02 March 2016
The Case for Open Marriage
Open Marriages: Quiet but not uncommon
February 28, 2016
An open marriage is one in which the partners agree that they can have sex with other people without it being considered cheating. The rules of the open marriage vary between couples, but they sometimes include things such as no emotional attachment, barrier contraception, no use of the marital bed, no out-of-wedlock children, and limits or prohibitions on sex with people known to both partners.
Open marriages are surprisingly common in the U.S. Writing in Psychology Today, Stephen Betchen notes that estimates range from 1.7% to 6% of American marriages are open, with some estimates running as high as 9%. A number of famous people have or had such marriages, including Ayn Rand (philosopher), Margaret Sanger (founder Planned Parenthood), Shirley MacLaine (actress), Will Smith (actor), Erica Jong (author), and Larry King (talk show host).
The argument for such marriages being permissible is straightforward. A marriage is a contract couples make to one another. The nature of the commitment is largely, although not entirely, a matter of whatever the couples agree to. The agreement can, and sometimes does, address children, work, or religion. If the agreement allows extramarital sex, it is no more wrong than agreements that allow for the spouses to have close friends of opposite sex or explore other religions. More generally, if an arrangement does not infringe on anyone’s right or break a promise, it is not wrong.
The standard ethical arguments against it fail. One objection is that it’s cheating. As philosophers Carrie Ichikawa Jenkins and Jonathan Jenkins Ichikawa argue, an open marriage clearly isn’t cheating because neither partner is breaking the marital rules. In the same way that kosher and non-kosher households have different food-preparation and consumption rules, and thus different rules about food-cheating, the same is true for closed and open marriages.
A second objection is that open marriages are physically unhealthy or psychologically damaging.
First, it is not clear that marriage contracts include conditions against doing physically unhealthy or psychologically damaging things. Consider a husband who marries a pretty little runner (110 lbs. and marathon thin). After her first child, she loses interest in running or even controlling her eating and her weight balloons up to over 200 lbs., resulting in her having health problems and her husband finding her unattractive. Most husbands would have a hard time explaining what condition she violated in the marriage contract, whether we look at the formal vows or the implicit understanding that accompanies it. The same is true for women married to men who serve in the infantry and come back from war with severe posttraumatic stress disorder.
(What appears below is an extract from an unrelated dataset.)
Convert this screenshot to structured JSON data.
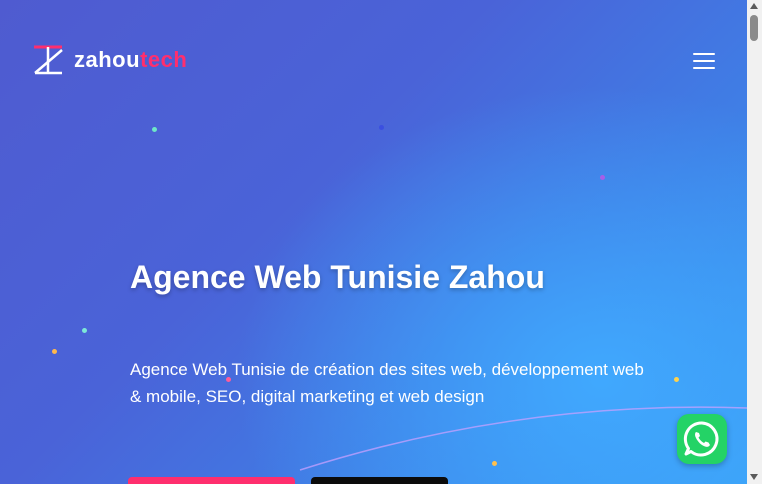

Also, if there is no duty for people to become healthy after they become married when they were not beforehand, then it is unclear why they should have a duty to avoid becoming unhealthy after they marry.
Second, it is not clear that premarital sex or promiscuity is unhealthy. 95% of Americans had premarital sex and there is little evidence that this has damaged them. Many people have had a surprising number of sexual partners over their lifetime and there is little evidence that this is physically or psychologically unhealthy.
In any case, open marriages need not involve promiscuity in that some of the contracts can and do sharply limit the number of extramarital partners. In fact, one study of people in an open marriage found that the majority did not have extramarital sex over the preceding year even though their marital agreement allowed them to do so.
Third, it is not clear that an open marriage is bad for a relationship. A number of dated studies found that there was no different in marriage satisfaction between those in open and closed marriages and a more recent study found those in open marriages had higher levels satisfaction than those in closed marriages. Perhaps the people who enter into open marriages are happier or more stable than others and this accounts for the difference, rather than the open marriage itself, but at the very least it is unclear that being in an open rather than closed marriage makes a marriage worse.
For bisexuals, an open marriage might lead to a more honest way of living. The same is true for a heterosexual couple in which one member discovers she is gay years into a marriage but does not wish to break up her family or even leave her spouse. The stories of men or women discovering they are gay after they are married are surprisingly common, although one must always be wary of treating anecdotes as data. Open marriages might be more honest for people who just cannot stay faithful (consider, for example, Bill Clinton and Martin Luther King). It might also be benefit someone who is frigid and would prefer her spouse seek sex elsewhere.
Unsurprisingly, dated studies show that couples in open marriages are jealous more often and there is anecdotal evidence that the openness of the marriage leads to divorce in a substantial minority of openly married couples. However, it is unclear whether this breaks up marriage more than does adultery. More importantly, it is unclear whether the increased risk of jealousy and purported risk to marriage isn’t outweighed by greater marital satisfaction or sexual satisfaction.
In any case, many types of marriage increase the likelihood of divorce. Consider, for example, marrying at an early age, having an interracial marriage, and marrying someone dissimilar to you. These marriages are not wrong or bad even though they come with an increased risk of divorce.
There are religious objections to open marriages from groups such as the Catholic Church, but given their objections to clearly permissible practices such as premarital sex, masturbation, non-procreative heterosexual sex (oral and anal), gay sex, and contraception, these objections should be ignored.
An open marriage might not be everyone’s cup of tea, but this doesn’t make it wrong or harmful.